Of course there are positive effects of such a group, even if one is more or less on the sidelines. But the negatives can weigh heavily. For instance, the right-handed lady sitting next to me at the large worktable which had the top end for the artist and his stuff for demos etc, 3 on each side and 2 opposite. I'm left-handed and offered to swap places with her, but she refused on the grounds that that was her place (next to the teacher!). At this last session, at which she spent the whole morning on futile attempts to draw a foreshortened boat, she did not use paint or water, but elbowed at me constantly for being in her way and told me to move over, though I'd already moved as far away as was technically possible. Fortunately the person on my right was absent! I got my own back, though! I'm not usually revengeful, but I couldn't help remarking - after the artist had made a few attempts to show her how to draw - that she should start with a matchbox if she wanted to learn how to draw. She was livid, and there were smirks all round. I've no idea what may have gone on before. Two weeks previously she had spent the whole morning trying to draw 3 geese with a 2 inch paintbrush and diluted blue acrylics. Her main tenet is that her talent is just waiting to be brought to the fore. She is not exhibiting at the show because she feels she cannot show enough of her innate painting talent yet. If I were in the north of England, I might be tempted to say "Some mothers do 'ave 'em". She is one good reason for not going to any more sessions.
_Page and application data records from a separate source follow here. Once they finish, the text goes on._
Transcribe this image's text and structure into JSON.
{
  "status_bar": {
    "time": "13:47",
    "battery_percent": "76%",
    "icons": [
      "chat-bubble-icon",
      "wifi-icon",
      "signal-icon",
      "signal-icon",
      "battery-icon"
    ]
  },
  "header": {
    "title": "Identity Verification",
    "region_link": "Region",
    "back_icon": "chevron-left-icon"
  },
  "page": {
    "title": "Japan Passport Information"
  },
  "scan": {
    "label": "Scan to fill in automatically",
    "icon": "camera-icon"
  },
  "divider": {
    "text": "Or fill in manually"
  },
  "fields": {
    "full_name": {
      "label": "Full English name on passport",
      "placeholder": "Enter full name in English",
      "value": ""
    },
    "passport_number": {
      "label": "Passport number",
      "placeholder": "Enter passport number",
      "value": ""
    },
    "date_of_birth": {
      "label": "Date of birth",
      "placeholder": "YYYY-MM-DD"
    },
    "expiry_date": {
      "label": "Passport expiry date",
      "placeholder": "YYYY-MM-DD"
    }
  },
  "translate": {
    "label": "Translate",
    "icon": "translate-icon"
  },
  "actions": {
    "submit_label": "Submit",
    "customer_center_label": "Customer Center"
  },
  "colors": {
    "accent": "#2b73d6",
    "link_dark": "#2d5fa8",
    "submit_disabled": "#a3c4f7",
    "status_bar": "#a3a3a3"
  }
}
I admire self-confidence, but not when it's accompanied by self-delusion!